- _Problem details_:
Each line in the listing below that contains "Cells" should be returned.

■ ■ ■

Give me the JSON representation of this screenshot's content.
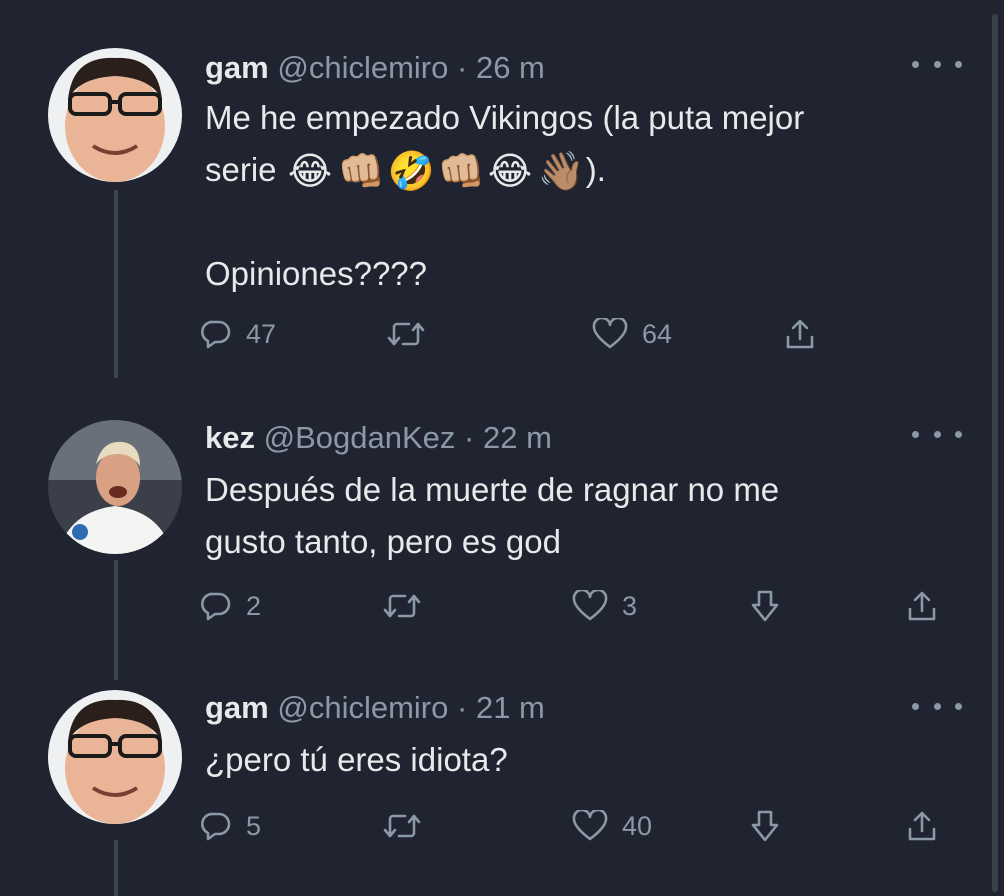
{
  "colors": {
    "background": "#1f2430",
    "text_primary": "#e7e9ea",
    "text_secondary": "#8b98a5",
    "thread_line": "#3d4350"
  },
  "tweets": [
    {
      "name": "gam",
      "handle": "@chiclemiro",
      "sep": "·",
      "time": "26 m",
      "line1": "Me he empezado Vikingos (la puta mejor",
      "line2_prefix": "serie",
      "emojis": [
        "😂",
        "👊🏼",
        "🤣",
        "👊🏼",
        "😂",
        "👋🏽"
      ],
      "line2_suffix": ").",
      "line3": "Opiniones????",
      "replies": "47",
      "likes": "64"
    },
    {
      "name": "kez",
      "handle": "@BogdanKez",
      "sep": "·",
      "time": "22 m",
      "line1": "Después de la muerte de ragnar no me",
      "line2": "gusto tanto, pero es god",
      "replies": "2",
      "likes": "3"
    },
    {
      "name": "gam",
      "handle": "@chiclemiro",
      "sep": "·",
      "time": "21 m",
      "line1": "¿pero tú eres idiota?",
      "replies": "5",
      "likes": "40"
    }
  ],
  "icons": {
    "reply": "reply-icon",
    "retweet": "retweet-icon",
    "like": "heart-icon",
    "downvote": "downvote-icon",
    "share": "share-icon",
    "more": "more-icon"
  }
}
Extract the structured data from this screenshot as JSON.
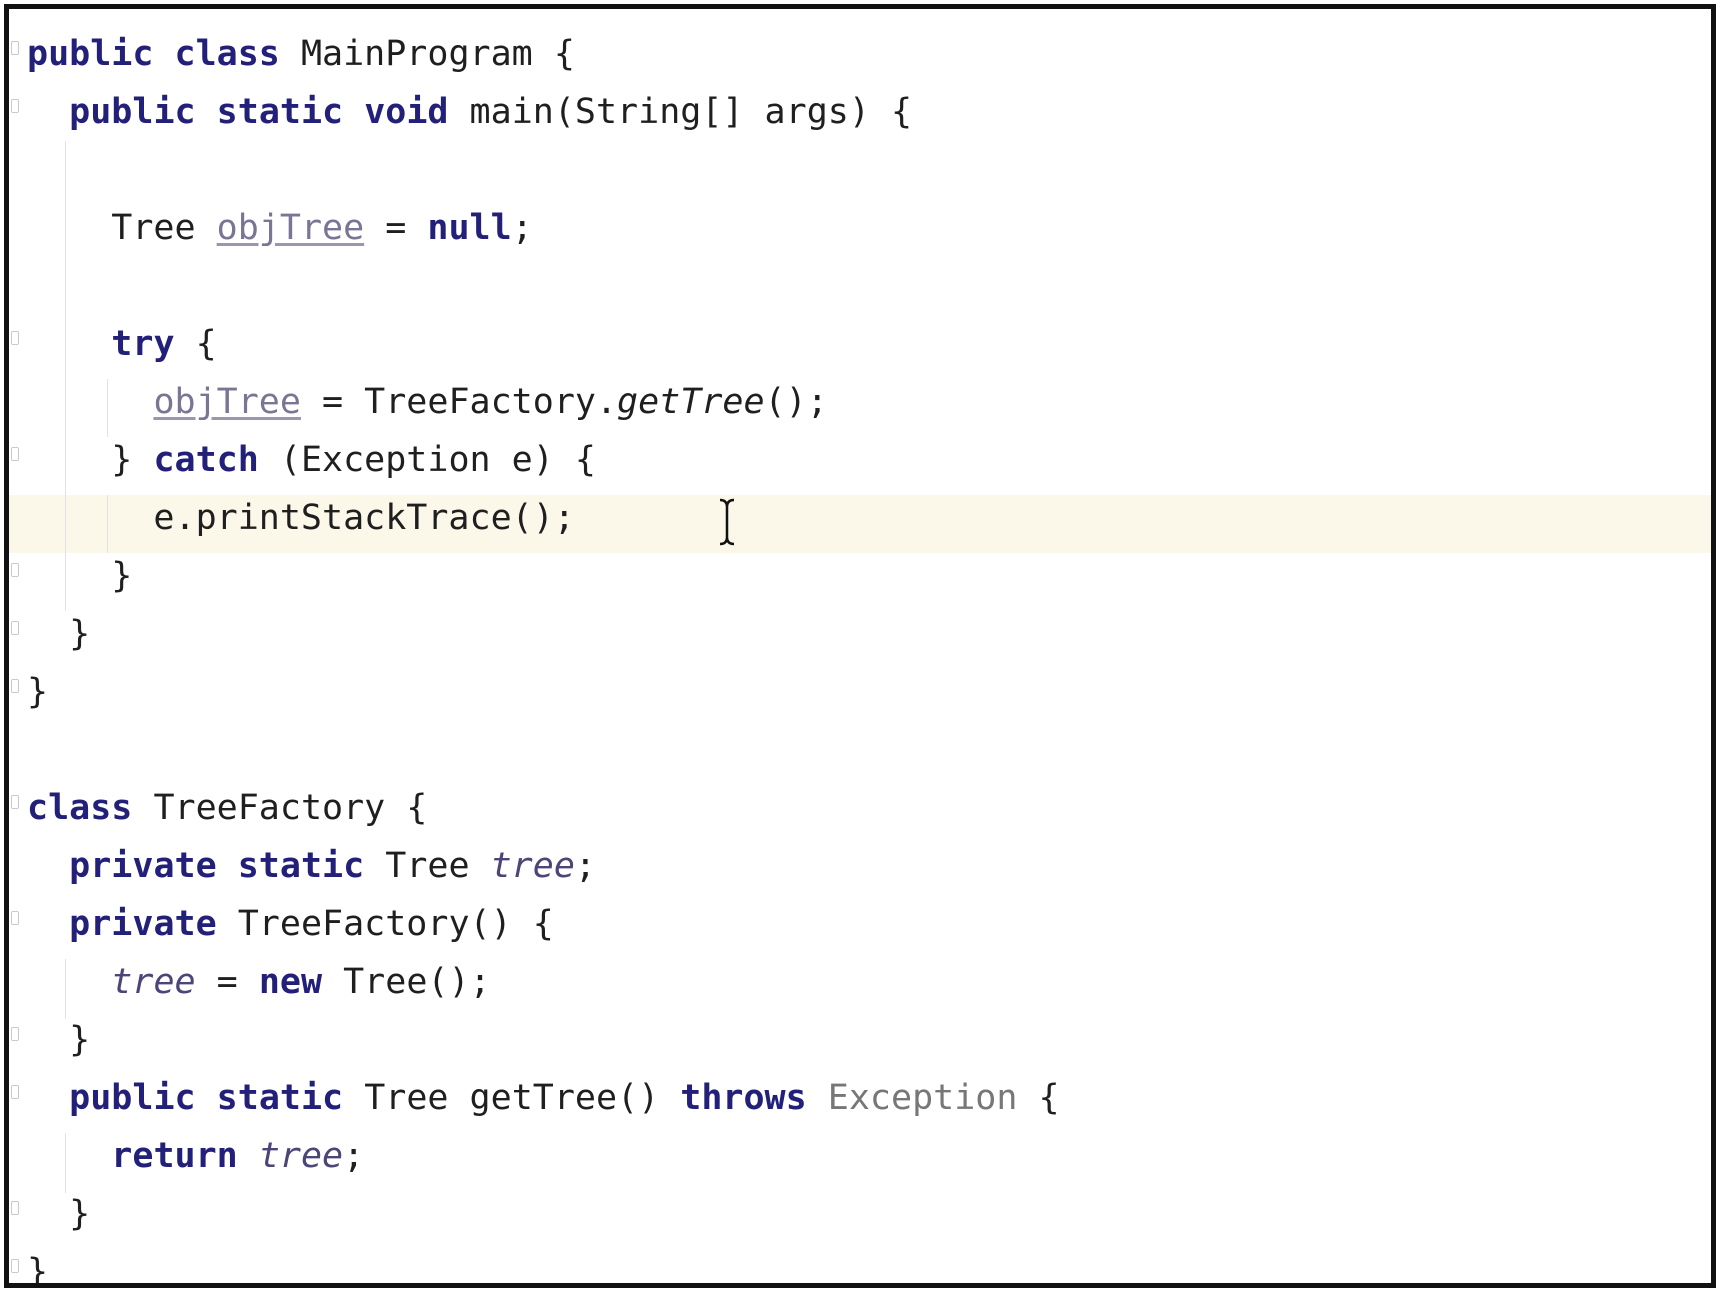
{
  "editor": {
    "lines": [
      {
        "tokens": [
          {
            "t": "public ",
            "k": "kw"
          },
          {
            "t": "class ",
            "k": "kw"
          },
          {
            "t": "MainProgram {",
            "k": ""
          }
        ]
      },
      {
        "tokens": [
          {
            "t": "  ",
            "k": ""
          },
          {
            "t": "public ",
            "k": "kw"
          },
          {
            "t": "static ",
            "k": "kw"
          },
          {
            "t": "void ",
            "k": "kw"
          },
          {
            "t": "main(String[] args) {",
            "k": ""
          }
        ]
      },
      {
        "tokens": []
      },
      {
        "tokens": [
          {
            "t": "    Tree ",
            "k": ""
          },
          {
            "t": "objTree",
            "k": "warn"
          },
          {
            "t": " = ",
            "k": ""
          },
          {
            "t": "null",
            "k": "kw"
          },
          {
            "t": ";",
            "k": ""
          }
        ]
      },
      {
        "tokens": []
      },
      {
        "tokens": [
          {
            "t": "    ",
            "k": ""
          },
          {
            "t": "try",
            "k": "kw"
          },
          {
            "t": " {",
            "k": ""
          }
        ]
      },
      {
        "tokens": [
          {
            "t": "      ",
            "k": ""
          },
          {
            "t": "objTree",
            "k": "warn"
          },
          {
            "t": " = TreeFactory.",
            "k": ""
          },
          {
            "t": "getTree",
            "k": "ital"
          },
          {
            "t": "();",
            "k": ""
          }
        ]
      },
      {
        "tokens": [
          {
            "t": "    } ",
            "k": ""
          },
          {
            "t": "catch",
            "k": "kw"
          },
          {
            "t": " (Exception e) {",
            "k": ""
          }
        ]
      },
      {
        "tokens": [
          {
            "t": "      e.printStackTrace();",
            "k": ""
          }
        ]
      },
      {
        "tokens": [
          {
            "t": "    }",
            "k": ""
          }
        ]
      },
      {
        "tokens": [
          {
            "t": "  }",
            "k": ""
          }
        ]
      },
      {
        "tokens": [
          {
            "t": "}",
            "k": ""
          }
        ]
      },
      {
        "tokens": []
      },
      {
        "tokens": [
          {
            "t": "class ",
            "k": "kw"
          },
          {
            "t": "TreeFactory {",
            "k": ""
          }
        ]
      },
      {
        "tokens": [
          {
            "t": "  ",
            "k": ""
          },
          {
            "t": "private ",
            "k": "kw"
          },
          {
            "t": "static ",
            "k": "kw"
          },
          {
            "t": "Tree ",
            "k": ""
          },
          {
            "t": "tree",
            "k": "fld"
          },
          {
            "t": ";",
            "k": ""
          }
        ]
      },
      {
        "tokens": [
          {
            "t": "  ",
            "k": ""
          },
          {
            "t": "private ",
            "k": "kw"
          },
          {
            "t": "TreeFactory() {",
            "k": ""
          }
        ]
      },
      {
        "tokens": [
          {
            "t": "    ",
            "k": ""
          },
          {
            "t": "tree",
            "k": "fld"
          },
          {
            "t": " = ",
            "k": ""
          },
          {
            "t": "new ",
            "k": "kw"
          },
          {
            "t": "Tree();",
            "k": ""
          }
        ]
      },
      {
        "tokens": [
          {
            "t": "  }",
            "k": ""
          }
        ]
      },
      {
        "tokens": [
          {
            "t": "  ",
            "k": ""
          },
          {
            "t": "public ",
            "k": "kw"
          },
          {
            "t": "static ",
            "k": "kw"
          },
          {
            "t": "Tree getTree() ",
            "k": ""
          },
          {
            "t": "throws ",
            "k": "kw"
          },
          {
            "t": "Exception",
            "k": "muted"
          },
          {
            "t": " {",
            "k": ""
          }
        ]
      },
      {
        "tokens": [
          {
            "t": "    ",
            "k": ""
          },
          {
            "t": "return ",
            "k": "kw"
          },
          {
            "t": "tree",
            "k": "fld"
          },
          {
            "t": ";",
            "k": ""
          }
        ]
      },
      {
        "tokens": [
          {
            "t": "  }",
            "k": ""
          }
        ]
      },
      {
        "tokens": [
          {
            "t": "}",
            "k": ""
          }
        ]
      }
    ],
    "colors": {
      "keyword": "#23207a",
      "field": "#4b4578",
      "unused_warning": "#7a7595",
      "muted_type": "#777777",
      "current_line": "#fbf8ea",
      "text": "#1f1f1f"
    },
    "cursor_icon": "text-cursor-icon"
  }
}
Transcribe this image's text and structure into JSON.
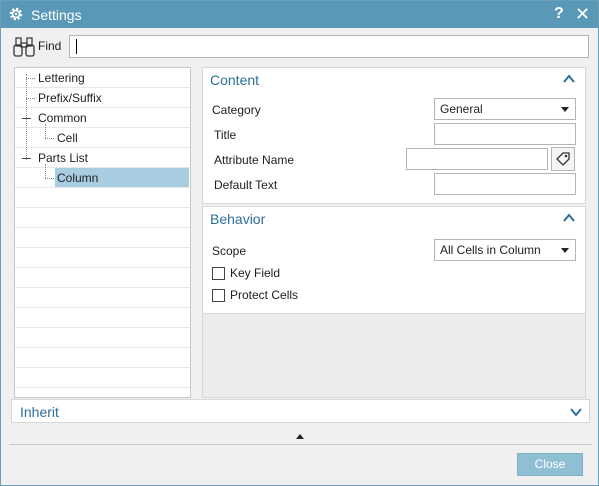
{
  "window": {
    "title": "Settings",
    "help_label": "?",
    "close_label": "✕"
  },
  "find": {
    "label": "Find",
    "value": "",
    "placeholder": ""
  },
  "tree": {
    "items": [
      {
        "label": "Lettering",
        "level": 1,
        "selected": false
      },
      {
        "label": "Prefix/Suffix",
        "level": 1,
        "selected": false
      },
      {
        "label": "Common",
        "level": 1,
        "selected": false,
        "expanded": true
      },
      {
        "label": "Cell",
        "level": 2,
        "selected": false
      },
      {
        "label": "Parts List",
        "level": 1,
        "selected": false,
        "expanded": true
      },
      {
        "label": "Column",
        "level": 2,
        "selected": true
      }
    ]
  },
  "content": {
    "title": "Content",
    "category_label": "Category",
    "category_value": "General",
    "title_label": "Title",
    "title_value": "",
    "attribute_label": "Attribute Name",
    "attribute_value": "",
    "default_label": "Default Text",
    "default_value": ""
  },
  "behavior": {
    "title": "Behavior",
    "scope_label": "Scope",
    "scope_value": "All Cells in Column",
    "key_field_label": "Key Field",
    "key_field_checked": false,
    "protect_label": "Protect Cells",
    "protect_checked": false
  },
  "inherit": {
    "title": "Inherit"
  },
  "footer": {
    "close_label": "Close"
  },
  "colors": {
    "titlebar": "#5a98b8",
    "section_title": "#2d6f9b",
    "selection": "#a9cde0",
    "close_button": "#8fbfd3"
  },
  "icons": {
    "window": "gear-icon",
    "find": "binoculars-icon",
    "attribute": "tag-icon",
    "collapse": "chevron-up-icon",
    "expand": "chevron-down-icon"
  }
}
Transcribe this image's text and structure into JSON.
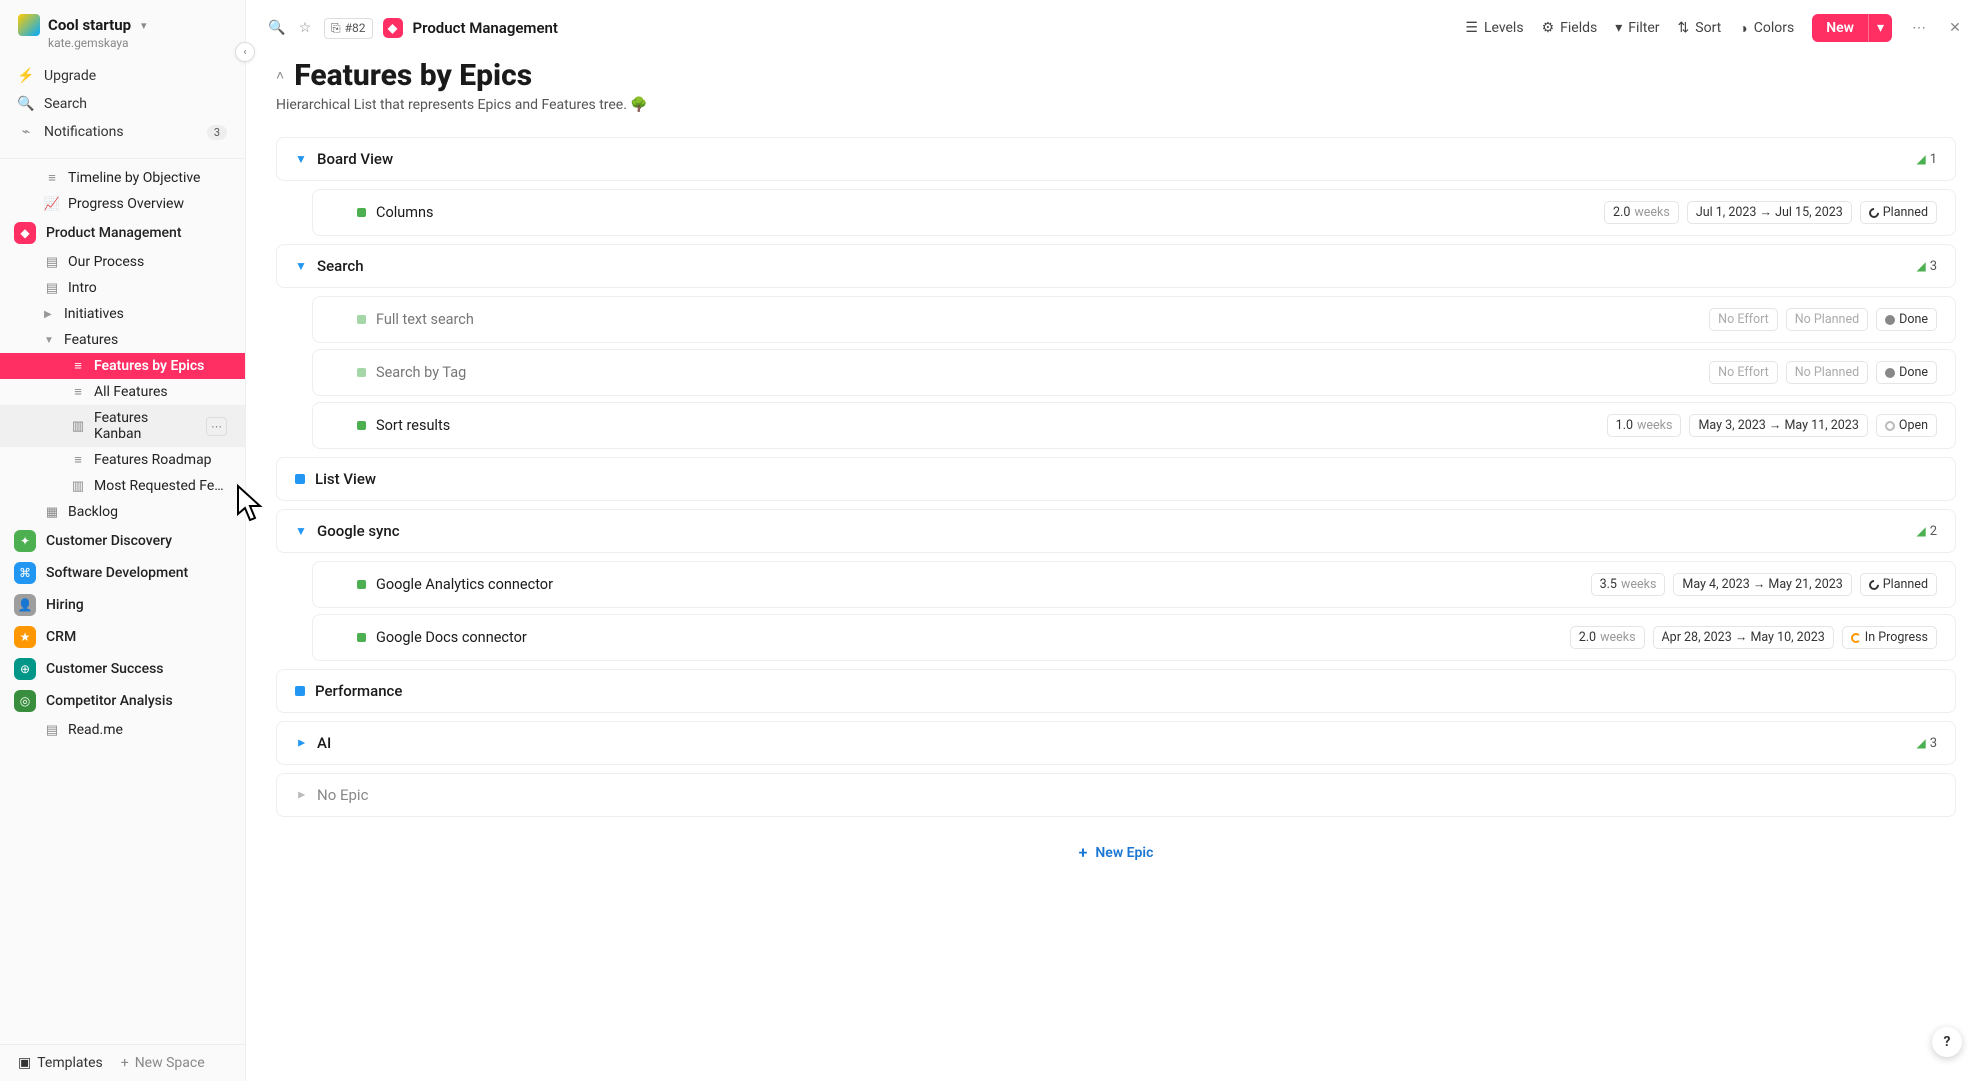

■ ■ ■

- _Solution to the problem_:
    "scope_value": "All Cells in Column",
    "protect_label": "Protect Cells",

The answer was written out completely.